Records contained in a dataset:
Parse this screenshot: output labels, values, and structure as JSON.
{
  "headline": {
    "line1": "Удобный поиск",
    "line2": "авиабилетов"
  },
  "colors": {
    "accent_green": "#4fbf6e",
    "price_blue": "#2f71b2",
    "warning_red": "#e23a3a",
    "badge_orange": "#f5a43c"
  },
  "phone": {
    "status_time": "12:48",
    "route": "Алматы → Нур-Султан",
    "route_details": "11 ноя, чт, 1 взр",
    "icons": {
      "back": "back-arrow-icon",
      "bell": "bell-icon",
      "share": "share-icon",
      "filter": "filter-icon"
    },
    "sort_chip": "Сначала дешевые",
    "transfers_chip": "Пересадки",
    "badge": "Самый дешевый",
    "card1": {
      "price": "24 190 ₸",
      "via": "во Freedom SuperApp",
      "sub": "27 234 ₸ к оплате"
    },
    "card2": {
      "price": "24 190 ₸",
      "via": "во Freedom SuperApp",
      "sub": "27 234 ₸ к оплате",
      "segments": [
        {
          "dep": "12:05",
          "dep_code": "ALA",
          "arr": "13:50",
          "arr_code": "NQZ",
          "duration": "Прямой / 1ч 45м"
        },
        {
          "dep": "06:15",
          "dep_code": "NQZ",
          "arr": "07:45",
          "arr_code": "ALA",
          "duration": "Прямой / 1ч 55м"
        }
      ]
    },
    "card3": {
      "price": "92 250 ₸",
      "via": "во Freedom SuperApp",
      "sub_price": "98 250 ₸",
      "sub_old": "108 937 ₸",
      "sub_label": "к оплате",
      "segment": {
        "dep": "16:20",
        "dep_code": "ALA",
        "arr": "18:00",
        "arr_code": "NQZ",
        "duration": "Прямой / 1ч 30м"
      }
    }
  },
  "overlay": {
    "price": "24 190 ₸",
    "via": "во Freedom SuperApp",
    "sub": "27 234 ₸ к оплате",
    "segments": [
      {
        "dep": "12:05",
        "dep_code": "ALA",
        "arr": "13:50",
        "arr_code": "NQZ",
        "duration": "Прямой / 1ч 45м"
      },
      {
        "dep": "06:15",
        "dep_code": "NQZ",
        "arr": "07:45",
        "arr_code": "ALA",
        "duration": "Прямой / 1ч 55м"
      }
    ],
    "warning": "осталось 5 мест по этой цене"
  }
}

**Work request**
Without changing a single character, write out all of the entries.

**Answer to this exercise**
Parse this screenshot: output labels, values, and structure as JSON.
{
  "headline": {
    "line1": "Удобный поиск",
    "line2": "авиабилетов"
  },
  "colors": {
    "accent_green": "#4fbf6e",
    "price_blue": "#2f71b2",
    "warning_red": "#e23a3a",
    "badge_orange": "#f5a43c"
  },
  "phone": {
    "status_time": "12:48",
    "route": "Алматы → Нур-Султан",
    "route_details": "11 ноя, чт, 1 взр",
    "icons": {
      "back": "back-arrow-icon",
      "bell": "bell-icon",
      "share": "share-icon",
      "filter": "filter-icon"
    },
    "sort_chip": "Сначала дешевые",
    "transfers_chip": "Пересадки",
    "badge": "Самый дешевый",
    "card1": {
      "price": "24 190 ₸",
      "via": "во Freedom SuperApp",
      "sub": "27 234 ₸ к оплате"
    },
    "card2": {
      "price": "24 190 ₸",
      "via": "во Freedom SuperApp",
      "sub": "27 234 ₸ к оплате",
      "segments": [
        {
          "dep": "12:05",
          "dep_code": "ALA",
          "arr": "13:50",
          "arr_code": "NQZ",
          "duration": "Прямой / 1ч 45м"
        },
        {
          "dep": "06:15",
          "dep_code": "NQZ",
          "arr": "07:45",
          "arr_code": "ALA",
          "duration": "Прямой / 1ч 55м"
        }
      ]
    },
    "card3": {
      "price": "92 250 ₸",
      "via": "во Freedom SuperApp",
      "sub_price": "98 250 ₸",
      "sub_old": "108 937 ₸",
      "sub_label": "к оплате",
      "segment": {
        "dep": "16:20",
        "dep_code": "ALA",
        "arr": "18:00",
        "arr_code": "NQZ",
        "duration": "Прямой / 1ч 30м"
      }
    }
  },
  "overlay": {
    "price": "24 190 ₸",
    "via": "во Freedom SuperApp",
    "sub": "27 234 ₸ к оплате",
    "segments": [
      {
        "dep": "12:05",
        "dep_code": "ALA",
        "arr": "13:50",
        "arr_code": "NQZ",
        "duration": "Прямой / 1ч 45м"
      },
      {
        "dep": "06:15",
        "dep_code": "NQZ",
        "arr": "07:45",
        "arr_code": "ALA",
        "duration": "Прямой / 1ч 55м"
      }
    ],
    "warning": "осталось 5 мест по этой цене"
  }
}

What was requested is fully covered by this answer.